START Records shown
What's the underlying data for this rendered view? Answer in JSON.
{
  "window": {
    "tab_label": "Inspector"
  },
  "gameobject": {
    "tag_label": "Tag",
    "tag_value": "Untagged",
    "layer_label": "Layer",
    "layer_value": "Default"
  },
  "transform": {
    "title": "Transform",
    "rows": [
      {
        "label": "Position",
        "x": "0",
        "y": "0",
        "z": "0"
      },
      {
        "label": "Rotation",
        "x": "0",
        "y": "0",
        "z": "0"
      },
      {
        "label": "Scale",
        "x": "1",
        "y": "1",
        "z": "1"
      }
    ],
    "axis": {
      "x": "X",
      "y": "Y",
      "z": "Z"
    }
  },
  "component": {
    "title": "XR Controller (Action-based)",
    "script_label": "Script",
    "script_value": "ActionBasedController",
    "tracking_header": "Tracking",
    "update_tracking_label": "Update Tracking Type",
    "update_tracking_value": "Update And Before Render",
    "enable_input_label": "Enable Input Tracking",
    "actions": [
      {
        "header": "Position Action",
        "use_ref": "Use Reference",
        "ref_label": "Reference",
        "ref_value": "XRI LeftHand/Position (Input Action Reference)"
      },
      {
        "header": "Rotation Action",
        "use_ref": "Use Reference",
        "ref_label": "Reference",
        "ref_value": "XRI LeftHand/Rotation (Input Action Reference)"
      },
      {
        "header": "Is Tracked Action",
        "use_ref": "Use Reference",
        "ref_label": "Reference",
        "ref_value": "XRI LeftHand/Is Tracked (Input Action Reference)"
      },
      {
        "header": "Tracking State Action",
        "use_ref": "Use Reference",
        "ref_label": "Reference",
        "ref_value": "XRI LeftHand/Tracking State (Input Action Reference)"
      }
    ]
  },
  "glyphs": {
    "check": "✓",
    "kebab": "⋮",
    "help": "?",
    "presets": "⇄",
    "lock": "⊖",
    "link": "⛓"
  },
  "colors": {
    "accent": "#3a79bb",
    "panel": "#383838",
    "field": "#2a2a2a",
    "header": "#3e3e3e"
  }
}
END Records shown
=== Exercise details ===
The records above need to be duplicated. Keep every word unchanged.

=== Response to this exercise ===
What's the underlying data for this rendered view? Answer in JSON.
{
  "window": {
    "tab_label": "Inspector"
  },
  "gameobject": {
    "tag_label": "Tag",
    "tag_value": "Untagged",
    "layer_label": "Layer",
    "layer_value": "Default"
  },
  "transform": {
    "title": "Transform",
    "rows": [
      {
        "label": "Position",
        "x": "0",
        "y": "0",
        "z": "0"
      },
      {
        "label": "Rotation",
        "x": "0",
        "y": "0",
        "z": "0"
      },
      {
        "label": "Scale",
        "x": "1",
        "y": "1",
        "z": "1"
      }
    ],
    "axis": {
      "x": "X",
      "y": "Y",
      "z": "Z"
    }
  },
  "component": {
    "title": "XR Controller (Action-based)",
    "script_label": "Script",
    "script_value": "ActionBasedController",
    "tracking_header": "Tracking",
    "update_tracking_label": "Update Tracking Type",
    "update_tracking_value": "Update And Before Render",
    "enable_input_label": "Enable Input Tracking",
    "actions": [
      {
        "header": "Position Action",
        "use_ref": "Use Reference",
        "ref_label": "Reference",
        "ref_value": "XRI LeftHand/Position (Input Action Reference)"
      },
      {
        "header": "Rotation Action",
        "use_ref": "Use Reference",
        "ref_label": "Reference",
        "ref_value": "XRI LeftHand/Rotation (Input Action Reference)"
      },
      {
        "header": "Is Tracked Action",
        "use_ref": "Use Reference",
        "ref_label": "Reference",
        "ref_value": "XRI LeftHand/Is Tracked (Input Action Reference)"
      },
      {
        "header": "Tracking State Action",
        "use_ref": "Use Reference",
        "ref_label": "Reference",
        "ref_value": "XRI LeftHand/Tracking State (Input Action Reference)"
      }
    ]
  },
  "glyphs": {
    "check": "✓",
    "kebab": "⋮",
    "help": "?",
    "presets": "⇄",
    "lock": "⊖",
    "link": "⛓"
  },
  "colors": {
    "accent": "#3a79bb",
    "panel": "#383838",
    "field": "#2a2a2a",
    "header": "#3e3e3e"
  }
}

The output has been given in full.